> [WORK REQUEST]
Type the data below again exactly. Omit all pictures.

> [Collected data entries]

§

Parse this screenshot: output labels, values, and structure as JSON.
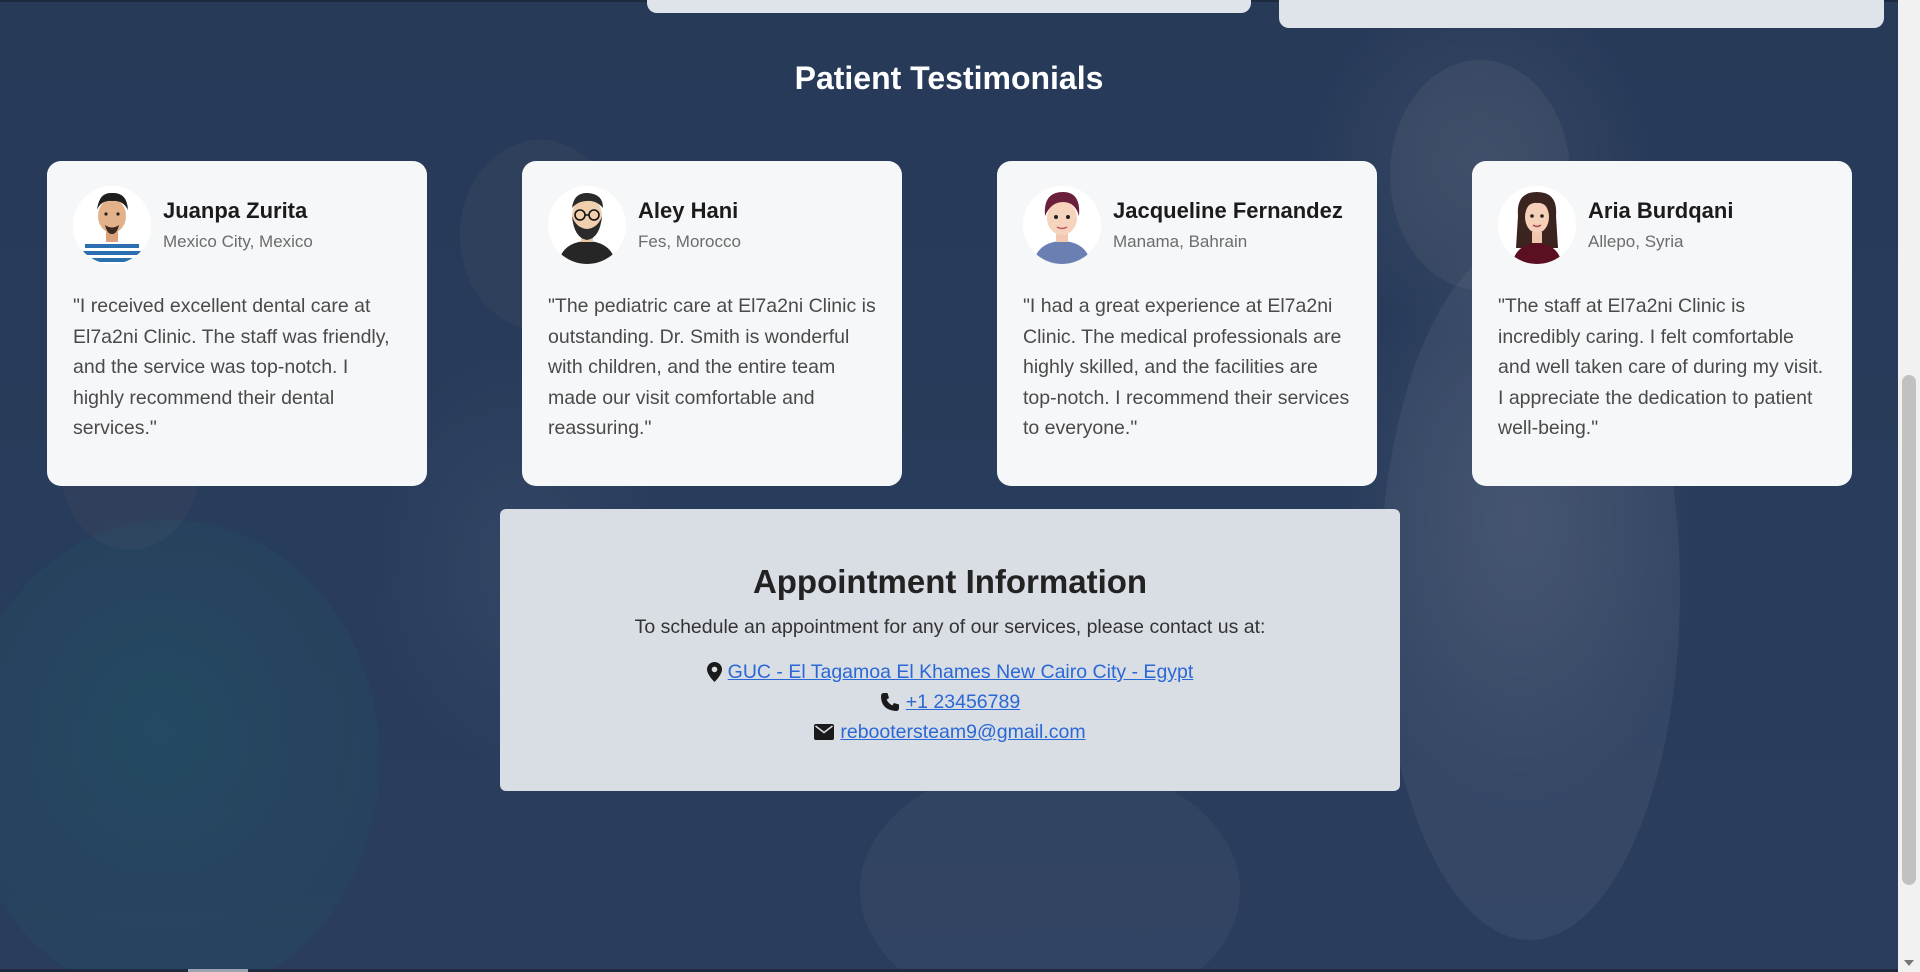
{
  "testimonials": {
    "title": "Patient Testimonials",
    "cards": [
      {
        "name": "Juanpa Zurita",
        "location": "Mexico City, Mexico",
        "quote": "\"I received excellent dental care at El7a2ni Clinic. The staff was friendly, and the service was top-notch. I highly recommend their dental services.\"",
        "avatar_icon": "man-striped-shirt-avatar-icon"
      },
      {
        "name": "Aley Hani",
        "location": "Fes, Morocco",
        "quote": "\"The pediatric care at El7a2ni Clinic is outstanding. Dr. Smith is wonderful with children, and the entire team made our visit comfortable and reassuring.\"",
        "avatar_icon": "bearded-man-glasses-avatar-icon"
      },
      {
        "name": "Jacqueline Fernandez",
        "location": "Manama, Bahrain",
        "quote": "\"I had a great experience at El7a2ni Clinic. The medical professionals are highly skilled, and the facilities are top-notch. I recommend their services to everyone.\"",
        "avatar_icon": "short-hair-person-avatar-icon"
      },
      {
        "name": "Aria Burdqani",
        "location": "Allepo, Syria",
        "quote": "\"The staff at El7a2ni Clinic is incredibly caring. I felt comfortable and well taken care of during my visit. I appreciate the dedication to patient well-being.\"",
        "avatar_icon": "woman-long-hair-avatar-icon"
      }
    ]
  },
  "appointment": {
    "title": "Appointment Information",
    "subtitle": "To schedule an appointment for any of our services, please contact us at:",
    "address": "GUC - El Tagamoa El Khames New Cairo City - Egypt",
    "phone": "+1 23456789",
    "email": "rebootersteam9@gmail.com"
  },
  "colors": {
    "card_background": "#f6f7f9",
    "panel_background": "#d9dde4",
    "link": "#2a68d6",
    "page_overlay": "#30425f"
  }
}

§

> [REPLY TO THE EXERCISE]
Parse this screenshot: output labels, values, and structure as JSON.
{
  "testimonials": {
    "title": "Patient Testimonials",
    "cards": [
      {
        "name": "Juanpa Zurita",
        "location": "Mexico City, Mexico",
        "quote": "\"I received excellent dental care at El7a2ni Clinic. The staff was friendly, and the service was top-notch. I highly recommend their dental services.\"",
        "avatar_icon": "man-striped-shirt-avatar-icon"
      },
      {
        "name": "Aley Hani",
        "location": "Fes, Morocco",
        "quote": "\"The pediatric care at El7a2ni Clinic is outstanding. Dr. Smith is wonderful with children, and the entire team made our visit comfortable and reassuring.\"",
        "avatar_icon": "bearded-man-glasses-avatar-icon"
      },
      {
        "name": "Jacqueline Fernandez",
        "location": "Manama, Bahrain",
        "quote": "\"I had a great experience at El7a2ni Clinic. The medical professionals are highly skilled, and the facilities are top-notch. I recommend their services to everyone.\"",
        "avatar_icon": "short-hair-person-avatar-icon"
      },
      {
        "name": "Aria Burdqani",
        "location": "Allepo, Syria",
        "quote": "\"The staff at El7a2ni Clinic is incredibly caring. I felt comfortable and well taken care of during my visit. I appreciate the dedication to patient well-being.\"",
        "avatar_icon": "woman-long-hair-avatar-icon"
      }
    ]
  },
  "appointment": {
    "title": "Appointment Information",
    "subtitle": "To schedule an appointment for any of our services, please contact us at:",
    "address": "GUC - El Tagamoa El Khames New Cairo City - Egypt",
    "phone": "+1 23456789",
    "email": "rebootersteam9@gmail.com"
  },
  "colors": {
    "card_background": "#f6f7f9",
    "panel_background": "#d9dde4",
    "link": "#2a68d6",
    "page_overlay": "#30425f"
  }
}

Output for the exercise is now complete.